Do you know the differences between utility tokens, coin tokens and security tokens? Recently, the Chiliz token has caught the market’s attention by a significant valuation and this is a very current example of a utility token.
Chiliz, for example, is a type of utility token called a fan token. Associated with soccer teams, its holders can vote on the team’s uniform, choose the stadium’s music, challenge the players and even have access to who will be sitting on the bench, just like the most fanatical fan. The token is the fuel of the Socios.com platform and is an evolution of the clubs’ fan-partner program.
The app for Google Play and iOS of the Socios.com platform works like a wallet. In fact, it is through this app that fans can vote on the options given by the clubs. These, in turn, offer products and services to the token holders.
Chiliz is for sale on the Binance, Huobi Global, OKEx, Upbit, and HBTC exchanges.
Utility tokens have… a utility
Therefore, utility tokens are simply coins with specific applications. They give future access to the products or services offered by a particular company. Therefore, utility tokens are not speculative assets.
Another example of a utility token is BRZ, the first stablecoin pegged to the Brazilian real, which will allow Brazilians to access international exchanges without being exposed to the bitcoin. But there are several others, such as ether, neo, and dash. Ether allows transactions to be made with smart contracts on the Ethereum blockchain.
+Read also: 6 newly released stablecoins projects worldwide
Utility tokens are not a security or financial asset. As such, they do not suffer interference in its issuance or operation by the Securities and Exchange Commission (CVM) or any other equivalent body in the world.

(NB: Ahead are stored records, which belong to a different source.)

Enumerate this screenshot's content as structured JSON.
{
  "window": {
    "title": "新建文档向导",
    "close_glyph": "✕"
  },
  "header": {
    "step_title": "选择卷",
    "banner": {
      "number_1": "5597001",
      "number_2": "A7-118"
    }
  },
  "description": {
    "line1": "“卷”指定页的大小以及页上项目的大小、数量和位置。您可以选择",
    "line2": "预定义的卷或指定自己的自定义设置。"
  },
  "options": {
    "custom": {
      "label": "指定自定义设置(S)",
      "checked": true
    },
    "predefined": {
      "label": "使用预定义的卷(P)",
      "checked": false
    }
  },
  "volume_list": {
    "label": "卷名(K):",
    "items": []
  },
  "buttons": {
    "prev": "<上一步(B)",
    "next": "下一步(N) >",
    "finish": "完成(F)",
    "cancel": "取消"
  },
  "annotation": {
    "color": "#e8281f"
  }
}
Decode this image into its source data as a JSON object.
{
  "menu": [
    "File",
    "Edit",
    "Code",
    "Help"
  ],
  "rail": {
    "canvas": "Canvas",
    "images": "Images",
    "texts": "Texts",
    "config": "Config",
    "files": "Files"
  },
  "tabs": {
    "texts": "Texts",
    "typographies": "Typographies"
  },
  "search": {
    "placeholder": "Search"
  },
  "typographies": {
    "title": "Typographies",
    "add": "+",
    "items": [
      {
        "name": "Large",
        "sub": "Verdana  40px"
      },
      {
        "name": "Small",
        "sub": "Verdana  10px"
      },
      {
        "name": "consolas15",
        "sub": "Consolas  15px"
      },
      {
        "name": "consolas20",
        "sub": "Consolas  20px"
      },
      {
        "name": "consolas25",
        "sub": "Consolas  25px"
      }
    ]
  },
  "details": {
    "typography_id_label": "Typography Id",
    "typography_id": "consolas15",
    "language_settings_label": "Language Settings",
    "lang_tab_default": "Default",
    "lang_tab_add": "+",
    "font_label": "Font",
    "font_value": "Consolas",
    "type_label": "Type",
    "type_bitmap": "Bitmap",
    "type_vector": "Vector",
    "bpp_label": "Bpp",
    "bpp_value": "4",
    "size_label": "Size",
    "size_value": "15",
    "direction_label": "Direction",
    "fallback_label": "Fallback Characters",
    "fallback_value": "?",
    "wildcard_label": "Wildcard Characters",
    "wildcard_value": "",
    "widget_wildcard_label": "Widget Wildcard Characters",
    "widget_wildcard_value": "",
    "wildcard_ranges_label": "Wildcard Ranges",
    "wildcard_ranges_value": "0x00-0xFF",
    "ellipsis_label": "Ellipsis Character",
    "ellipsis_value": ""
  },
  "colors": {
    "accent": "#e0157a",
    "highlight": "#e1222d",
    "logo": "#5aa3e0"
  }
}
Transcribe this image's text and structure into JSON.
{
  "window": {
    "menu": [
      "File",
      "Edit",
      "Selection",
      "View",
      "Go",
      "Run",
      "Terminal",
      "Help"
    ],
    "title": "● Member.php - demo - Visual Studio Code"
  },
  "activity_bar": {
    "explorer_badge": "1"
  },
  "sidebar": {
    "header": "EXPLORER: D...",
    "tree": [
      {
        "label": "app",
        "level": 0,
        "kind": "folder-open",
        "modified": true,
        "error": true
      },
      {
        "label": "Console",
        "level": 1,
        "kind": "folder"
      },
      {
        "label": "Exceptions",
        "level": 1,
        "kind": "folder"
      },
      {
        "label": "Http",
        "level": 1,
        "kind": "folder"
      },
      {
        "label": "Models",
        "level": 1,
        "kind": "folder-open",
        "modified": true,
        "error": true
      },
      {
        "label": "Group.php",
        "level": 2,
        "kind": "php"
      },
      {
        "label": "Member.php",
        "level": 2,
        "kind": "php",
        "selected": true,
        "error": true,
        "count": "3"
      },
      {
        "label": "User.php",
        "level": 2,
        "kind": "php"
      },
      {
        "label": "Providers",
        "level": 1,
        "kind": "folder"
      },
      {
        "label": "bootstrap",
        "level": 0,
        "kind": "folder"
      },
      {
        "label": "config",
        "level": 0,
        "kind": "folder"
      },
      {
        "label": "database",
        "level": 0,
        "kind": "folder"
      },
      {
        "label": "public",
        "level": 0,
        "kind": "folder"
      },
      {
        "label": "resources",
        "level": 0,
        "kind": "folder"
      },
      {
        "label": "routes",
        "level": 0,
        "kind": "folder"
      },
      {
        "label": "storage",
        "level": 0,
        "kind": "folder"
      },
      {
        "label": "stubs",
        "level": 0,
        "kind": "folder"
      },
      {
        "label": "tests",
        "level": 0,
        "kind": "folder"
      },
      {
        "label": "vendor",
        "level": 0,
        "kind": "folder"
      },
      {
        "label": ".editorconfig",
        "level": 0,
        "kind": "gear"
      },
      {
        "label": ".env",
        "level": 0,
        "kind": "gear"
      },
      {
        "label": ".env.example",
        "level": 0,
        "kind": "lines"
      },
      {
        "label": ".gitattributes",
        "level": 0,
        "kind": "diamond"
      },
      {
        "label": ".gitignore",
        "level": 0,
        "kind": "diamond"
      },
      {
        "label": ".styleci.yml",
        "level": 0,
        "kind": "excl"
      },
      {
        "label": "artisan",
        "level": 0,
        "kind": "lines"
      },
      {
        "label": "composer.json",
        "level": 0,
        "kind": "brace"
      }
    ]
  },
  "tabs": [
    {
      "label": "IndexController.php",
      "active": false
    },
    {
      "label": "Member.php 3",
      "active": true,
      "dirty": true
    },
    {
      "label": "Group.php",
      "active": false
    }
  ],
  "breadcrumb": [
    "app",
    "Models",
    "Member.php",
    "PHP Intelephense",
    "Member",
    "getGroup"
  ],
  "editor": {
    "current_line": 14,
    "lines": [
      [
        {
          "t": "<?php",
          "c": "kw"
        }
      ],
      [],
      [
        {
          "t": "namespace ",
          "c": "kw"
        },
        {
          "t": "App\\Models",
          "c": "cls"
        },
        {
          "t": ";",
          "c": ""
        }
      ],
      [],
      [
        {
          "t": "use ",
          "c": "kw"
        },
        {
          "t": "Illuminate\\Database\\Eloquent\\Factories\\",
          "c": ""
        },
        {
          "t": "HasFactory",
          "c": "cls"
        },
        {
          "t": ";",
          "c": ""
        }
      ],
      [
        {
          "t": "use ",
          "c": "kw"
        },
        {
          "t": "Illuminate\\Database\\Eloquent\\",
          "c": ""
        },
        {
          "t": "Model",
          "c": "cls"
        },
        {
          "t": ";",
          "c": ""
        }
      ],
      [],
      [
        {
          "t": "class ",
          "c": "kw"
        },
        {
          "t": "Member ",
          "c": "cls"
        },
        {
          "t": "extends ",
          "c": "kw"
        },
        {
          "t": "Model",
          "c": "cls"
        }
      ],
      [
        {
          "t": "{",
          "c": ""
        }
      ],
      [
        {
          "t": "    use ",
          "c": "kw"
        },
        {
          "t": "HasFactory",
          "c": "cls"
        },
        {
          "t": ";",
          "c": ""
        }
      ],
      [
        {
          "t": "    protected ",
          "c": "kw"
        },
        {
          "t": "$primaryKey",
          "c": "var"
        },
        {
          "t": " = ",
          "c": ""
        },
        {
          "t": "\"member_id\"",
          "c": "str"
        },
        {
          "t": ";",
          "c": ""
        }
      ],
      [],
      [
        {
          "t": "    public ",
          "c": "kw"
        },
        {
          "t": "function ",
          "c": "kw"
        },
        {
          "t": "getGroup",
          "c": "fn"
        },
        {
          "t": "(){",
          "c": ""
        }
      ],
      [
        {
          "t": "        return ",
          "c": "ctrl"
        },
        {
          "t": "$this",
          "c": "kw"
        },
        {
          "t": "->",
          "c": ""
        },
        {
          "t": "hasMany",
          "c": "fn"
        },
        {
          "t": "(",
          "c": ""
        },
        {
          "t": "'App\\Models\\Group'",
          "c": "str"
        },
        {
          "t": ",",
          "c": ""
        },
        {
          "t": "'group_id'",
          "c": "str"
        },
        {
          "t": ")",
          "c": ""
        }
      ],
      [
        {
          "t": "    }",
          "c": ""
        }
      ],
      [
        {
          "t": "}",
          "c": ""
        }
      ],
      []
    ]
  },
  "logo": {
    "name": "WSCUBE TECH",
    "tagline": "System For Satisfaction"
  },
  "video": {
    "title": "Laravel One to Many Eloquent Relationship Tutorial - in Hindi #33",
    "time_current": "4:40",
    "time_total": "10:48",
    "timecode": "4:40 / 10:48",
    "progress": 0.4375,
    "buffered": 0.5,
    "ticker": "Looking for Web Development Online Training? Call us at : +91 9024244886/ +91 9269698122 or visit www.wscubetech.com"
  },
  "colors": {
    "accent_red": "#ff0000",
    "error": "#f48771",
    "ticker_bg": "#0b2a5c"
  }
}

This type of token can be issued, for example, by a company that is going to release an electronic game months later and accept these tokens as payment for services or products that it develops.
Coin tokens are used as if they were money
Coin tokens or digital currencies are generally used in the same way that a real-life currency is – just as money. You can think of coin tokens like bitcoin, litecoin, and monero as the coins in your wallet or piggy bank. For the most part, they serve no other purpose – unlike utility tokens – than to be used as money.
For example, coin tokens can be used to:
- – To transfer money
- – As a store of value
- – As a unit of account (for example: you can price products in bitcoins)
Security tokens are subject to federal laws
Security tokens are digital assets whose value is derived from an external asset that can be traded. Therefore, these tokens are subject to federal laws governing securities. Failure to comply with these regulations can result in serious consequences, including penalties and potentially preventing a project from continuing to be developed.
On the other hand, security tokens can offer a wide variety of applications if the issuer meets all regulatory requirements. The most promising of these features is the ability to offer tokens digitally representing a company’s shares.
In short, security tokens are investment or speculation assets. Therefore, they are intended for investors who expect an appreciation in the value of these assets. Holders can receive, for example, dividends on their investments in the form of additional tokens.
Were you able to understand the differences between coin tokens, utility tokens and security tokens?